(Interface dataset entries)
● ● ● ● ● ● ●

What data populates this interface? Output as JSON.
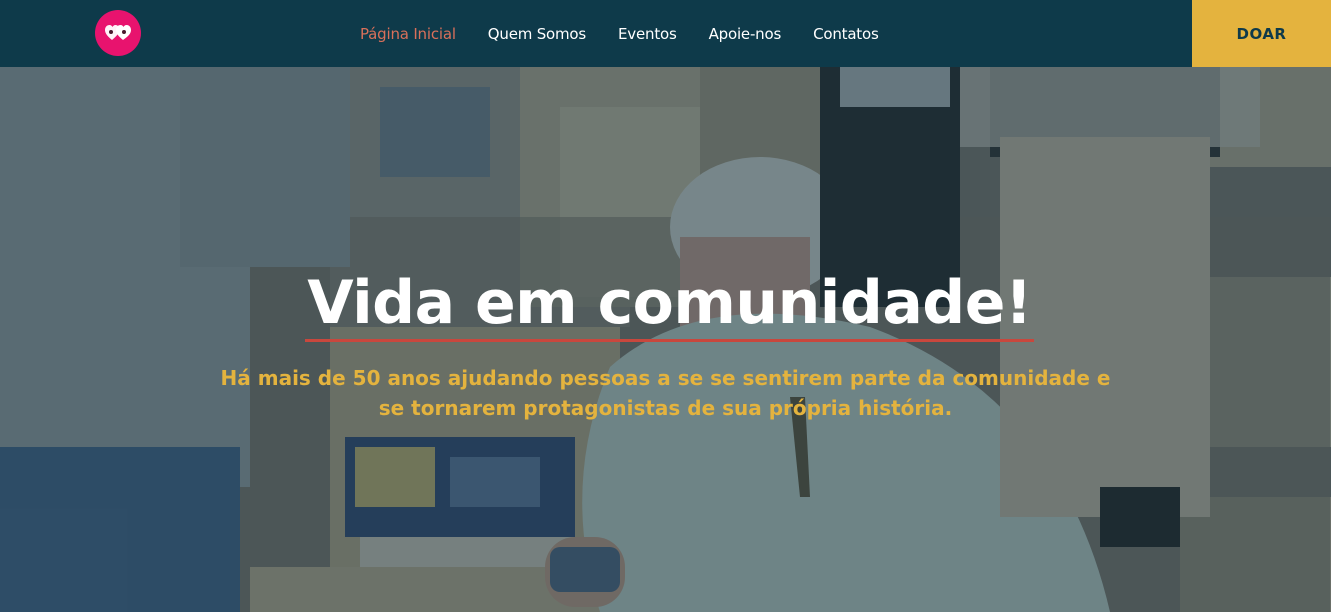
{
  "brand": {
    "logo_icon": "hearts-icon",
    "logo_color": "#e8136e"
  },
  "nav": {
    "items": [
      {
        "label": "Página Inicial",
        "active": true
      },
      {
        "label": "Quem Somos",
        "active": false
      },
      {
        "label": "Eventos",
        "active": false
      },
      {
        "label": "Apoie-nos",
        "active": false
      },
      {
        "label": "Contatos",
        "active": false
      }
    ],
    "donate_label": "DOAR"
  },
  "hero": {
    "title": "Vida em comunidade!",
    "subtitle_line1": "Há mais de 50 anos ajudando pessoas a se se sentirem parte da comunidade e",
    "subtitle_line2": "se tornarem protagonistas de sua própria história."
  },
  "colors": {
    "nav_bg": "#0e3a4a",
    "accent_active": "#d9705a",
    "donate_bg": "#e4b33e",
    "subtitle": "#e4b33e",
    "title_underline": "#c9473d"
  }
}
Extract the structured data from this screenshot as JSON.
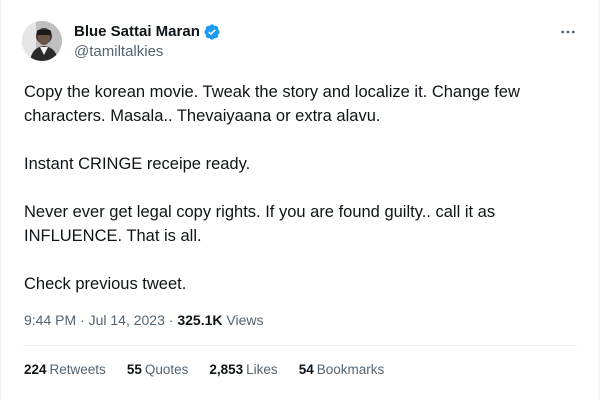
{
  "author": {
    "display_name": "Blue Sattai Maran",
    "handle": "@tamiltalkies",
    "verified": true,
    "avatar_icon": "user-avatar-icon"
  },
  "tweet": {
    "paragraphs": [
      "Copy the korean movie. Tweak the story and localize it. Change few characters. Masala.. Thevaiyaana or extra alavu.",
      "Instant CRINGE receipe ready.",
      "Never ever get legal copy rights. If you are found guilty.. call it as INFLUENCE. That is all.",
      "Check previous tweet."
    ]
  },
  "meta": {
    "time": "9:44 PM",
    "separator": "·",
    "date": "Jul 14, 2023",
    "views_count": "325.1K",
    "views_label": "Views"
  },
  "stats": [
    {
      "count": "224",
      "label": "Retweets"
    },
    {
      "count": "55",
      "label": "Quotes"
    },
    {
      "count": "2,853",
      "label": "Likes"
    },
    {
      "count": "54",
      "label": "Bookmarks"
    }
  ],
  "colors": {
    "verified_badge": "#1d9bf0",
    "secondary_text": "#536471",
    "primary_text": "#0f1419"
  }
}
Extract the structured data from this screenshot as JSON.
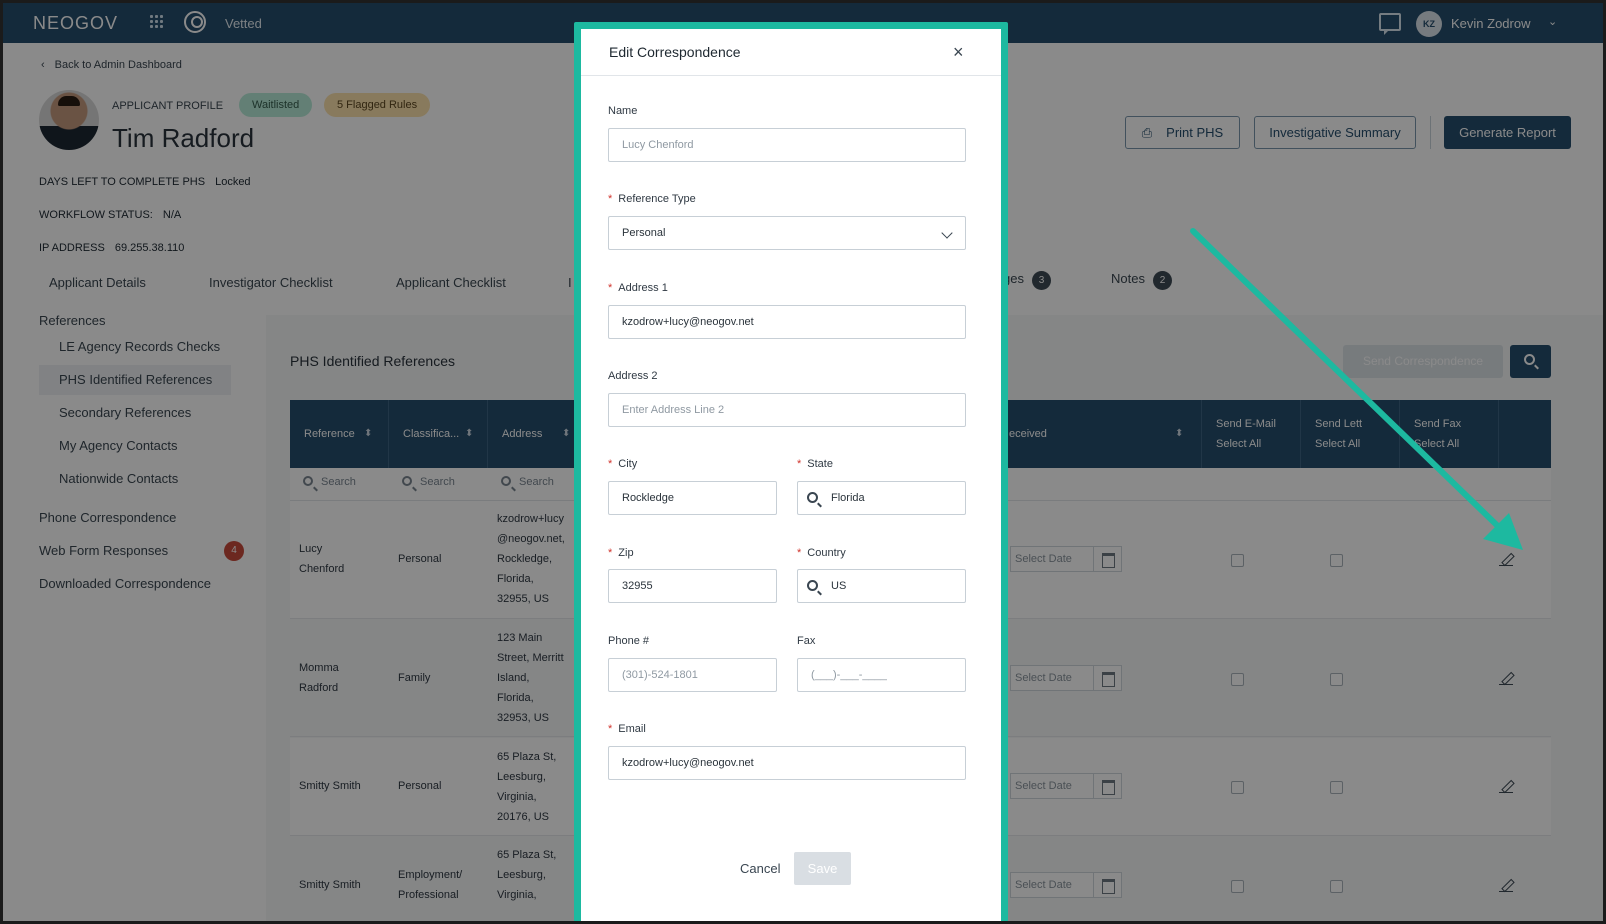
{
  "app": {
    "logo": "NEOGOV",
    "product": "Vetted",
    "user_initials": "KZ",
    "user_name": "Kevin Zodrow"
  },
  "page": {
    "back_link": "Back to Admin Dashboard",
    "profile_label": "APPLICANT PROFILE",
    "status_pill": "Waitlisted",
    "flagged_pill": "5 Flagged Rules",
    "applicant_name": "Tim Radford",
    "meta": [
      {
        "label": "DAYS LEFT TO COMPLETE PHS",
        "value": "Locked"
      },
      {
        "label": "WORKFLOW STATUS:",
        "value": "N/A"
      },
      {
        "label": "IP ADDRESS",
        "value": "69.255.38.110"
      }
    ],
    "buttons": {
      "print": "Print PHS",
      "investigative": "Investigative Summary",
      "generate": "Generate Report"
    }
  },
  "tabs": [
    {
      "label": "Applicant Details"
    },
    {
      "label": "Investigator Checklist"
    },
    {
      "label": "Applicant Checklist"
    },
    {
      "label": "I"
    },
    {
      "label": "ges",
      "count": "3"
    },
    {
      "label": "Notes",
      "count": "2"
    }
  ],
  "sidebar": {
    "section": "References",
    "items": [
      "LE Agency Records Checks",
      "PHS Identified References",
      "Secondary References",
      "My Agency Contacts",
      "Nationwide Contacts"
    ],
    "phone": "Phone Correspondence",
    "webform": "Web Form Responses",
    "webform_count": "4",
    "downloaded": "Downloaded Correspondence"
  },
  "table": {
    "title": "PHS Identified References",
    "send_button": "Send Correspondence",
    "headers": {
      "reference": "Reference",
      "classification": "Classifica...",
      "address": "Address",
      "received": "eceived",
      "email": "Send E-Mail",
      "letter": "Send Lett",
      "fax": "Send Fax",
      "select_all": "Select All"
    },
    "search_placeholder": "Search",
    "date_placeholder": "Select Date",
    "rows": [
      {
        "ref1": "Lucy",
        "ref2": "Chenford",
        "class1": "Personal",
        "class2": "",
        "addr": [
          "kzodrow+lucy",
          "@neogov.net,",
          "Rockledge,",
          "Florida,",
          "32955, US"
        ]
      },
      {
        "ref1": "Momma",
        "ref2": "Radford",
        "class1": "Family",
        "class2": "",
        "addr": [
          "123 Main",
          "Street, Merritt",
          "Island,",
          "Florida,",
          "32953, US"
        ]
      },
      {
        "ref1": "Smitty Smith",
        "ref2": "",
        "class1": "Personal",
        "class2": "",
        "addr": [
          "65 Plaza St,",
          "Leesburg,",
          "Virginia,",
          "20176, US",
          ""
        ]
      },
      {
        "ref1": "Smitty Smith",
        "ref2": "",
        "class1": "Employment/",
        "class2": "Professional",
        "addr": [
          "65 Plaza St,",
          "Leesburg,",
          "Virginia,",
          "",
          ""
        ]
      }
    ]
  },
  "modal": {
    "title": "Edit Correspondence",
    "close": "×",
    "name_label": "Name",
    "name_value": "Lucy Chenford",
    "ref_type_label": "Reference Type",
    "ref_type_value": "Personal",
    "address1_label": "Address 1",
    "address1_value": "kzodrow+lucy@neogov.net",
    "address2_label": "Address 2",
    "address2_placeholder": "Enter Address Line 2",
    "city_label": "City",
    "city_value": "Rockledge",
    "state_label": "State",
    "state_value": "Florida",
    "zip_label": "Zip",
    "zip_value": "32955",
    "country_label": "Country",
    "country_value": "US",
    "phone_label": "Phone #",
    "phone_value": "(301)-524-1801",
    "fax_label": "Fax",
    "fax_placeholder": "(___)-___-____",
    "email_label": "Email",
    "email_value": "kzodrow+lucy@neogov.net",
    "cancel": "Cancel",
    "save": "Save"
  },
  "colors": {
    "brand": "#264e6d",
    "highlight": "#1db9a0",
    "required": "#d0342c"
  },
  "icons": [
    "grid-icon",
    "vetted-icon",
    "chat-icon",
    "chevron-down-icon",
    "back-chevron-icon",
    "printer-icon",
    "search-icon",
    "calendar-icon",
    "edit-icon",
    "close-icon"
  ]
}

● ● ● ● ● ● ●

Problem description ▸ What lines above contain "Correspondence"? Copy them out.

Exercise response ▸
    "phone": "Phone Correspondence",
    "downloaded": "Downloaded Correspondence"
    "send_button": "Send Correspondence",
    "title": "Edit Correspondence",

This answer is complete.